- Work to be completed
Only lines with the string "example" should be returned from the data below.

- Supplied material
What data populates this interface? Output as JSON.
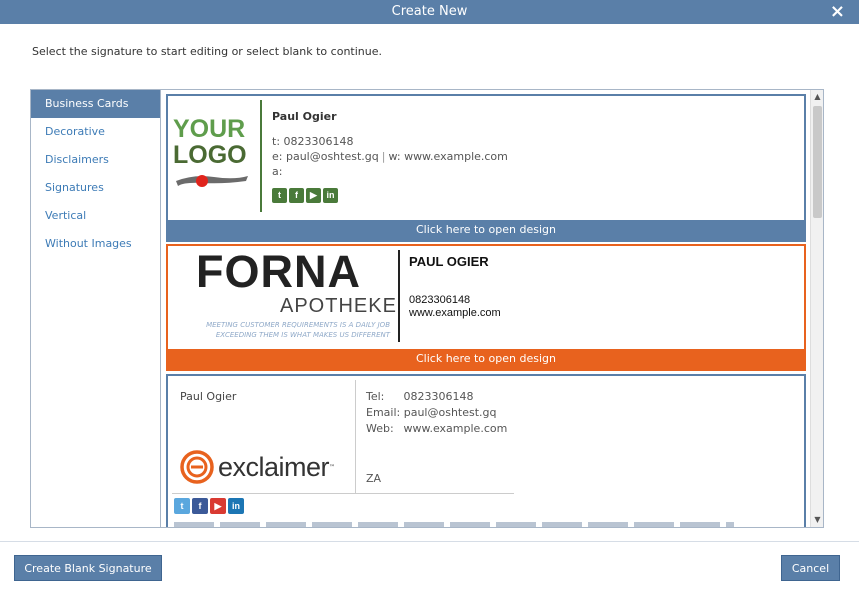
{
  "window": {
    "title": "Create New",
    "close_icon": "×"
  },
  "instruction": "Select the signature to start editing or select blank to continue.",
  "sidebar": {
    "items": [
      {
        "label": "Business Cards",
        "active": true
      },
      {
        "label": "Decorative"
      },
      {
        "label": "Disclaimers"
      },
      {
        "label": "Signatures"
      },
      {
        "label": "Vertical"
      },
      {
        "label": "Without Images"
      }
    ]
  },
  "templates": [
    {
      "logo_line1": "YOUR",
      "logo_line2": "LOGO",
      "name": "Paul Ogier",
      "phone_line": "t: 0823306148",
      "email_part": "e: paul@oshtest.gq",
      "separator": "|",
      "web_part": "w: www.example.com",
      "address_line": "a:",
      "social_icons": [
        "twitter-icon",
        "facebook-icon",
        "youtube-icon",
        "linkedin-icon"
      ],
      "open_label": "Click here to open design",
      "accent": "#4a7a3a"
    },
    {
      "logo_main": "FORNA",
      "logo_sub": "APOTHEKE",
      "tagline_1": "MEETING CUSTOMER REQUIREMENTS IS A DAILY JOB",
      "tagline_2": "EXCEEDING THEM IS WHAT MAKES US DIFFERENT",
      "name": "PAUL OGIER",
      "phone": "0823306148",
      "web": "www.example.com",
      "open_label": "Click here to open design",
      "accent": "#e8621e"
    },
    {
      "name": "Paul Ogier",
      "tel_label": "Tel:",
      "tel_value": "0823306148",
      "email_label": "Email:",
      "email_value": "paul@oshtest.gq",
      "web_label": "Web:",
      "web_value": "www.example.com",
      "country": "ZA",
      "logo_text": "exclaimer",
      "logo_tm": "™",
      "social_icons": [
        "twitter-icon",
        "facebook-icon",
        "youtube-icon",
        "linkedin-icon"
      ]
    }
  ],
  "footer": {
    "blank_button": "Create Blank Signature",
    "cancel_button": "Cancel"
  },
  "colors": {
    "primary": "#5a7fa8",
    "orange": "#e8621e",
    "link": "#3d7bb6"
  }
}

- Solution to the problem
      "web_part": "w: www.example.com",
      "web": "www.example.com",
      "web_value": "www.example.com",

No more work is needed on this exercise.